TASK INSTRUCTIONS → An exact copy of every entry is needed, without the pictures.

DATASET RECORDS →
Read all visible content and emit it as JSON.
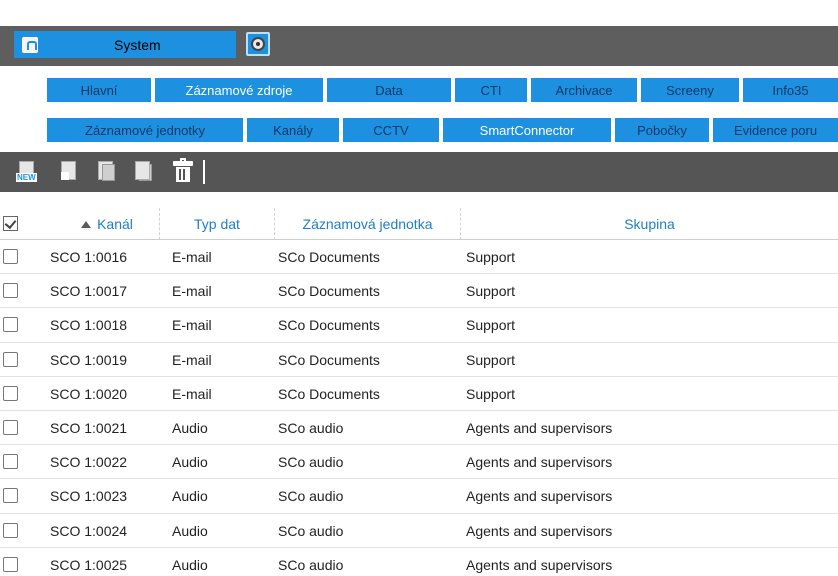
{
  "header": {
    "system_label": "System"
  },
  "tabs_main": [
    {
      "label": "Hlavní",
      "active": false
    },
    {
      "label": "Záznamové zdroje",
      "active": true
    },
    {
      "label": "Data",
      "active": false
    },
    {
      "label": "CTI",
      "active": false
    },
    {
      "label": "Archivace",
      "active": false
    },
    {
      "label": "Screeny",
      "active": false
    },
    {
      "label": "Info35",
      "active": false
    }
  ],
  "tabs_sub": [
    {
      "label": "Záznamové jednotky",
      "active": false
    },
    {
      "label": "Kanály",
      "active": false
    },
    {
      "label": "CCTV",
      "active": false
    },
    {
      "label": "SmartConnector",
      "active": true
    },
    {
      "label": "Pobočky",
      "active": false
    },
    {
      "label": "Evidence poru",
      "active": false
    }
  ],
  "toolbar": {
    "new_badge": "NEW"
  },
  "table": {
    "columns": [
      "Kanál",
      "Typ dat",
      "Záznamová jednotka",
      "Skupina"
    ],
    "rows": [
      [
        "SCO 1:0016",
        "E-mail",
        "SCo Documents",
        "Support"
      ],
      [
        "SCO 1:0017",
        "E-mail",
        "SCo Documents",
        "Support"
      ],
      [
        "SCO 1:0018",
        "E-mail",
        "SCo Documents",
        "Support"
      ],
      [
        "SCO 1:0019",
        "E-mail",
        "SCo Documents",
        "Support"
      ],
      [
        "SCO 1:0020",
        "E-mail",
        "SCo Documents",
        "Support"
      ],
      [
        "SCO 1:0021",
        "Audio",
        "SCo audio",
        "Agents and supervisors"
      ],
      [
        "SCO 1:0022",
        "Audio",
        "SCo audio",
        "Agents and supervisors"
      ],
      [
        "SCO 1:0023",
        "Audio",
        "SCo audio",
        "Agents and supervisors"
      ],
      [
        "SCO 1:0024",
        "Audio",
        "SCo audio",
        "Agents and supervisors"
      ],
      [
        "SCO 1:0025",
        "Audio",
        "SCo audio",
        "Agents and supervisors"
      ]
    ]
  },
  "colors": {
    "accent": "#1e90e0",
    "header_bg": "#5e5e5e",
    "toolbar_bg": "#555555",
    "column_header_text": "#1e7ec8"
  }
}
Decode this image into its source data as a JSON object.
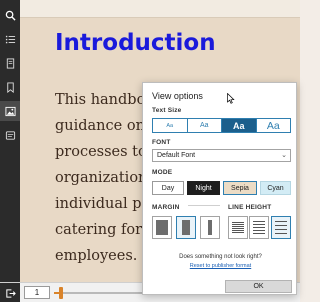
{
  "sidebar": {
    "items": [
      {
        "icon": "search-icon"
      },
      {
        "icon": "list-icon"
      },
      {
        "icon": "bookmarks-icon"
      },
      {
        "icon": "bookmark-icon"
      },
      {
        "icon": "image-icon"
      },
      {
        "icon": "notes-icon"
      }
    ]
  },
  "book": {
    "heading": "Introduction",
    "lines": [
      "This handboo",
      "guidance on h",
      "processes to in",
      "organizational",
      "individual per",
      "catering for th",
      "employees. Re"
    ]
  },
  "view_options": {
    "title": "View options",
    "text_size_label": "Text Size",
    "text_sizes": [
      "Aa",
      "Aa",
      "Aa",
      "Aa"
    ],
    "selected_text_size": 3,
    "font_label": "FONT",
    "font_value": "Default Font",
    "mode_label": "MODE",
    "modes": [
      "Day",
      "Night",
      "Sepia",
      "Cyan"
    ],
    "selected_mode": "Sepia",
    "margin_label": "MARGIN",
    "line_height_label": "LINE HEIGHT",
    "question": "Does something not look right?",
    "reset_link": "Reset to publisher format",
    "ok_label": "OK"
  },
  "footer": {
    "page_number": "1",
    "progress": 0.02
  },
  "colors": {
    "accent": "#2f7fb0",
    "heading": "#1a1adb",
    "sepia_page": "#e8d9c6",
    "progress": "#d9832a"
  }
}
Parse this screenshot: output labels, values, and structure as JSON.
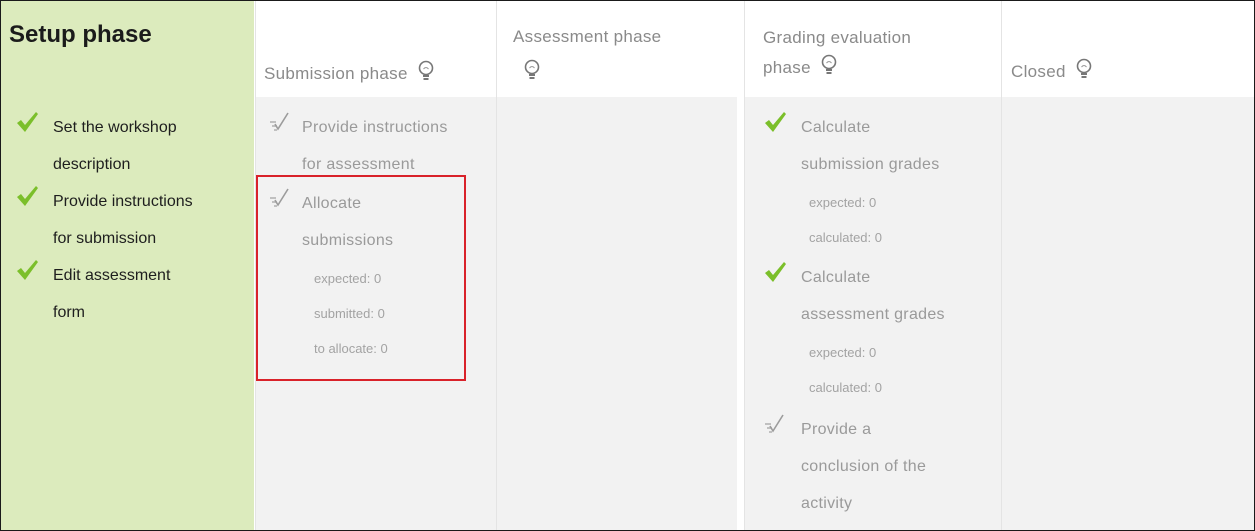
{
  "colors": {
    "setup_bg": "#dcebbd",
    "phase_bg": "#f2f2f2",
    "check_green": "#7bbf2a",
    "highlight_red": "#d9222a"
  },
  "phases": {
    "setup": {
      "title": "Setup phase",
      "tasks": [
        {
          "icon": "check-icon",
          "lines": [
            "Set the workshop",
            "description"
          ]
        },
        {
          "icon": "check-icon",
          "lines": [
            "Provide instructions",
            "for submission"
          ]
        },
        {
          "icon": "check-icon",
          "lines": [
            "Edit assessment",
            "form"
          ]
        }
      ]
    },
    "submission": {
      "title": "Submission phase",
      "icon": "lightbulb-icon",
      "tasks": [
        {
          "icon": "todo-icon",
          "lines": [
            "Provide instructions",
            "for assessment"
          ]
        },
        {
          "icon": "todo-icon",
          "lines": [
            "Allocate",
            "submissions"
          ],
          "details": [
            "expected: 0",
            "submitted: 0",
            "to allocate: 0"
          ]
        }
      ]
    },
    "assessment": {
      "title": "Assessment phase",
      "icon": "lightbulb-icon"
    },
    "grading": {
      "title_lines": [
        "Grading evaluation",
        "phase"
      ],
      "icon": "lightbulb-icon",
      "tasks": [
        {
          "icon": "check-icon",
          "lines": [
            "Calculate",
            "submission grades"
          ],
          "details": [
            "expected: 0",
            "calculated: 0"
          ]
        },
        {
          "icon": "check-icon",
          "lines": [
            "Calculate",
            "assessment grades"
          ],
          "details": [
            "expected: 0",
            "calculated: 0"
          ]
        },
        {
          "icon": "todo-icon",
          "lines": [
            "Provide a",
            "conclusion of the",
            "activity"
          ]
        }
      ]
    },
    "closed": {
      "title": "Closed",
      "icon": "lightbulb-icon"
    }
  }
}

SOLUTION TO THIS PROBLEM →
Read all visible content and emit it as JSON.
{
  "header": {
    "system_label": "System"
  },
  "tabs_main": [
    {
      "label": "Hlavní",
      "active": false
    },
    {
      "label": "Záznamové zdroje",
      "active": true
    },
    {
      "label": "Data",
      "active": false
    },
    {
      "label": "CTI",
      "active": false
    },
    {
      "label": "Archivace",
      "active": false
    },
    {
      "label": "Screeny",
      "active": false
    },
    {
      "label": "Info35",
      "active": false
    }
  ],
  "tabs_sub": [
    {
      "label": "Záznamové jednotky",
      "active": false
    },
    {
      "label": "Kanály",
      "active": false
    },
    {
      "label": "CCTV",
      "active": false
    },
    {
      "label": "SmartConnector",
      "active": true
    },
    {
      "label": "Pobočky",
      "active": false
    },
    {
      "label": "Evidence poru",
      "active": false
    }
  ],
  "toolbar": {
    "new_badge": "NEW"
  },
  "table": {
    "columns": [
      "Kanál",
      "Typ dat",
      "Záznamová jednotka",
      "Skupina"
    ],
    "rows": [
      [
        "SCO 1:0016",
        "E-mail",
        "SCo Documents",
        "Support"
      ],
      [
        "SCO 1:0017",
        "E-mail",
        "SCo Documents",
        "Support"
      ],
      [
        "SCO 1:0018",
        "E-mail",
        "SCo Documents",
        "Support"
      ],
      [
        "SCO 1:0019",
        "E-mail",
        "SCo Documents",
        "Support"
      ],
      [
        "SCO 1:0020",
        "E-mail",
        "SCo Documents",
        "Support"
      ],
      [
        "SCO 1:0021",
        "Audio",
        "SCo audio",
        "Agents and supervisors"
      ],
      [
        "SCO 1:0022",
        "Audio",
        "SCo audio",
        "Agents and supervisors"
      ],
      [
        "SCO 1:0023",
        "Audio",
        "SCo audio",
        "Agents and supervisors"
      ],
      [
        "SCO 1:0024",
        "Audio",
        "SCo audio",
        "Agents and supervisors"
      ],
      [
        "SCO 1:0025",
        "Audio",
        "SCo audio",
        "Agents and supervisors"
      ]
    ]
  },
  "colors": {
    "accent": "#1e90e0",
    "header_bg": "#5e5e5e",
    "toolbar_bg": "#555555",
    "column_header_text": "#1e7ec8"
  }
}
Decode this image into its source data as a JSON object.
{
  "sidebar": {
    "items": [
      {
        "icon": "search-icon"
      },
      {
        "icon": "list-icon"
      },
      {
        "icon": "bookmarks-icon"
      },
      {
        "icon": "bookmark-icon"
      },
      {
        "icon": "image-icon"
      },
      {
        "icon": "notes-icon"
      }
    ]
  },
  "book": {
    "heading": "Introduction",
    "lines": [
      "This handboo",
      "guidance on h",
      "processes to in",
      "organizational",
      "individual per",
      "catering for th",
      "employees. Re"
    ]
  },
  "view_options": {
    "title": "View options",
    "text_size_label": "Text Size",
    "text_sizes": [
      "Aa",
      "Aa",
      "Aa",
      "Aa"
    ],
    "selected_text_size": 3,
    "font_label": "FONT",
    "font_value": "Default Font",
    "mode_label": "MODE",
    "modes": [
      "Day",
      "Night",
      "Sepia",
      "Cyan"
    ],
    "selected_mode": "Sepia",
    "margin_label": "MARGIN",
    "line_height_label": "LINE HEIGHT",
    "question": "Does something not look right?",
    "reset_link": "Reset to publisher format",
    "ok_label": "OK"
  },
  "footer": {
    "page_number": "1",
    "progress": 0.02
  },
  "colors": {
    "accent": "#2f7fb0",
    "heading": "#1a1adb",
    "sepia_page": "#e8d9c6",
    "progress": "#d9832a"
  }
}
Parse this screenshot: output labels, values, and structure as JSON.
{
  "colors": {
    "setup_bg": "#dcebbd",
    "phase_bg": "#f2f2f2",
    "check_green": "#7bbf2a",
    "highlight_red": "#d9222a"
  },
  "phases": {
    "setup": {
      "title": "Setup phase",
      "tasks": [
        {
          "icon": "check-icon",
          "lines": [
            "Set the workshop",
            "description"
          ]
        },
        {
          "icon": "check-icon",
          "lines": [
            "Provide instructions",
            "for submission"
          ]
        },
        {
          "icon": "check-icon",
          "lines": [
            "Edit assessment",
            "form"
          ]
        }
      ]
    },
    "submission": {
      "title": "Submission phase",
      "icon": "lightbulb-icon",
      "tasks": [
        {
          "icon": "todo-icon",
          "lines": [
            "Provide instructions",
            "for assessment"
          ]
        },
        {
          "icon": "todo-icon",
          "lines": [
            "Allocate",
            "submissions"
          ],
          "details": [
            "expected: 0",
            "submitted: 0",
            "to allocate: 0"
          ]
        }
      ]
    },
    "assessment": {
      "title": "Assessment phase",
      "icon": "lightbulb-icon"
    },
    "grading": {
      "title_lines": [
        "Grading evaluation",
        "phase"
      ],
      "icon": "lightbulb-icon",
      "tasks": [
        {
          "icon": "check-icon",
          "lines": [
            "Calculate",
            "submission grades"
          ],
          "details": [
            "expected: 0",
            "calculated: 0"
          ]
        },
        {
          "icon": "check-icon",
          "lines": [
            "Calculate",
            "assessment grades"
          ],
          "details": [
            "expected: 0",
            "calculated: 0"
          ]
        },
        {
          "icon": "todo-icon",
          "lines": [
            "Provide a",
            "conclusion of the",
            "activity"
          ]
        }
      ]
    },
    "closed": {
      "title": "Closed",
      "icon": "lightbulb-icon"
    }
  }
}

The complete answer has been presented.